Supplied records:
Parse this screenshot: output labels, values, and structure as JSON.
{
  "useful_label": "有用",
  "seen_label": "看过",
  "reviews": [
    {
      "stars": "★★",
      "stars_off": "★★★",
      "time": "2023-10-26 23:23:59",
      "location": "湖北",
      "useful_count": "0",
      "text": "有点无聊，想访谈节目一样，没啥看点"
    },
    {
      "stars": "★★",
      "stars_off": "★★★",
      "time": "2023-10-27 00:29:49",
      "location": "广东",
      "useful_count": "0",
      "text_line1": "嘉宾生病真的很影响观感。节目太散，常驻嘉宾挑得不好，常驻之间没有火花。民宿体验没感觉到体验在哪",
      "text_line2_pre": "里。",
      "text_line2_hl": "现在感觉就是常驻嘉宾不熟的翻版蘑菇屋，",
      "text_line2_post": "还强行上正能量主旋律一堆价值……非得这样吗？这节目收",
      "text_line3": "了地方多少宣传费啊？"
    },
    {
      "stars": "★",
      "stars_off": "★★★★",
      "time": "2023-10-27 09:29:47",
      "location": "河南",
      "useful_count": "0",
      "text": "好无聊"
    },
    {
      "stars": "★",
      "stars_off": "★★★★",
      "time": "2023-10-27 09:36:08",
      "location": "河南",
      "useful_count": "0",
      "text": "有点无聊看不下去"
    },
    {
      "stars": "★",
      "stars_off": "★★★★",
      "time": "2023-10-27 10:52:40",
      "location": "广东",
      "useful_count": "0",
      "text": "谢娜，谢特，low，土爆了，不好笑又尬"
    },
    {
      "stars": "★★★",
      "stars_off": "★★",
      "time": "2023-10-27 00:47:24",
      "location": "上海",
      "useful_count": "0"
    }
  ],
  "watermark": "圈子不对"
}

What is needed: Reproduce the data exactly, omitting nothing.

Solution to the problem:
Parse this screenshot: output labels, values, and structure as JSON.
{
  "useful_label": "有用",
  "seen_label": "看过",
  "reviews": [
    {
      "stars": "★★",
      "stars_off": "★★★",
      "time": "2023-10-26 23:23:59",
      "location": "湖北",
      "useful_count": "0",
      "text": "有点无聊，想访谈节目一样，没啥看点"
    },
    {
      "stars": "★★",
      "stars_off": "★★★",
      "time": "2023-10-27 00:29:49",
      "location": "广东",
      "useful_count": "0",
      "text_line1": "嘉宾生病真的很影响观感。节目太散，常驻嘉宾挑得不好，常驻之间没有火花。民宿体验没感觉到体验在哪",
      "text_line2_pre": "里。",
      "text_line2_hl": "现在感觉就是常驻嘉宾不熟的翻版蘑菇屋，",
      "text_line2_post": "还强行上正能量主旋律一堆价值……非得这样吗？这节目收",
      "text_line3": "了地方多少宣传费啊？"
    },
    {
      "stars": "★",
      "stars_off": "★★★★",
      "time": "2023-10-27 09:29:47",
      "location": "河南",
      "useful_count": "0",
      "text": "好无聊"
    },
    {
      "stars": "★",
      "stars_off": "★★★★",
      "time": "2023-10-27 09:36:08",
      "location": "河南",
      "useful_count": "0",
      "text": "有点无聊看不下去"
    },
    {
      "stars": "★",
      "stars_off": "★★★★",
      "time": "2023-10-27 10:52:40",
      "location": "广东",
      "useful_count": "0",
      "text": "谢娜，谢特，low，土爆了，不好笑又尬"
    },
    {
      "stars": "★★★",
      "stars_off": "★★",
      "time": "2023-10-27 00:47:24",
      "location": "上海",
      "useful_count": "0"
    }
  ],
  "watermark": "圈子不对"
}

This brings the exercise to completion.